Most steam radiators are connected to a pipe that’s fitted with an intake valve. That pipe doesn’t only feed steam in; it’s also supposed to release the steam that’s condensed into liquid water. When enough water accumulates to block steam from entering the radiator, that’s when you hear noises.

So if your radiator starts serenading you, try tilting the radiator slightly toward the intake valve. You can do that by inserting a couple of shims under the end that’s opposite the valve.

If that doesn’t work, it could be the steam is losing heat and condensing before it even gets to the radiator. Think that’s your problem? Try insulating the pipes.

Another possible cause: The steam vent on the radiator isn’t working properly.
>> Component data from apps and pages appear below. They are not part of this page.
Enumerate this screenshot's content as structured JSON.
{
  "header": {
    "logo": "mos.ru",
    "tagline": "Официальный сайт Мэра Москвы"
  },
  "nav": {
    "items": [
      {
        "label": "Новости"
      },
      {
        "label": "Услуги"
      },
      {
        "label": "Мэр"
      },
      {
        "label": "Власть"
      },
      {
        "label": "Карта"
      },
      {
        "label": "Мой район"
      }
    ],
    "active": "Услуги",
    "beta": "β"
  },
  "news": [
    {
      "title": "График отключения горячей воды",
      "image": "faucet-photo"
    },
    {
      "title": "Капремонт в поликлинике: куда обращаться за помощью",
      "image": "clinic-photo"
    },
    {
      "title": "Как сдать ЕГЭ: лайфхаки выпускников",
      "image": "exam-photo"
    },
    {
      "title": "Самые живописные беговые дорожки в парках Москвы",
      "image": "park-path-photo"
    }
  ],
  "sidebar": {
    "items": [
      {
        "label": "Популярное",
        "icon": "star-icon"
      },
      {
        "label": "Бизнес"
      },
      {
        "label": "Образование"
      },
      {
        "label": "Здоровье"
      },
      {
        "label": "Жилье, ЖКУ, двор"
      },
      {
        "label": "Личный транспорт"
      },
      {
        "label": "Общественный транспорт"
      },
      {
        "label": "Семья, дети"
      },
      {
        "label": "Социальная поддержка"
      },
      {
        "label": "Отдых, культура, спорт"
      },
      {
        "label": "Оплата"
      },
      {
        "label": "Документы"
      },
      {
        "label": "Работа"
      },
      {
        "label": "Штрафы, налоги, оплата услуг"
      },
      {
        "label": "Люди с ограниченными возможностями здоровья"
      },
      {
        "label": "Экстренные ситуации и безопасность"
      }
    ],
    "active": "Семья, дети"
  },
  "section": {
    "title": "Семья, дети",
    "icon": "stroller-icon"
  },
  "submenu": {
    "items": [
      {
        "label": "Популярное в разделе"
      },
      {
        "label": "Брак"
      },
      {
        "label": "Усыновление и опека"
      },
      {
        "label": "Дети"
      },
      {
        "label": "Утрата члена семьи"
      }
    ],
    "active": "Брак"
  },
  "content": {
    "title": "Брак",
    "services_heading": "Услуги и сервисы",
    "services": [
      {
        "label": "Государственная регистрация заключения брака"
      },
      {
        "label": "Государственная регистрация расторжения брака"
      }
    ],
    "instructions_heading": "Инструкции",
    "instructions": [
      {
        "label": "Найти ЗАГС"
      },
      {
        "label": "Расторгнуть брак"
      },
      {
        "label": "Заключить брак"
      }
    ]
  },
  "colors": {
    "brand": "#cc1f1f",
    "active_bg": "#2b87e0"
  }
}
Replace it.

Chances are one of those fixes will work and you’ll soon be getting your shut-eye.

Bob Vila Radio is a newly launched daily radio spot carried on more than 60 stations around the country (and growing). You can get your daily dose here, by listening to—or reading—Bob’s 60-second home improvement radio tip of the day.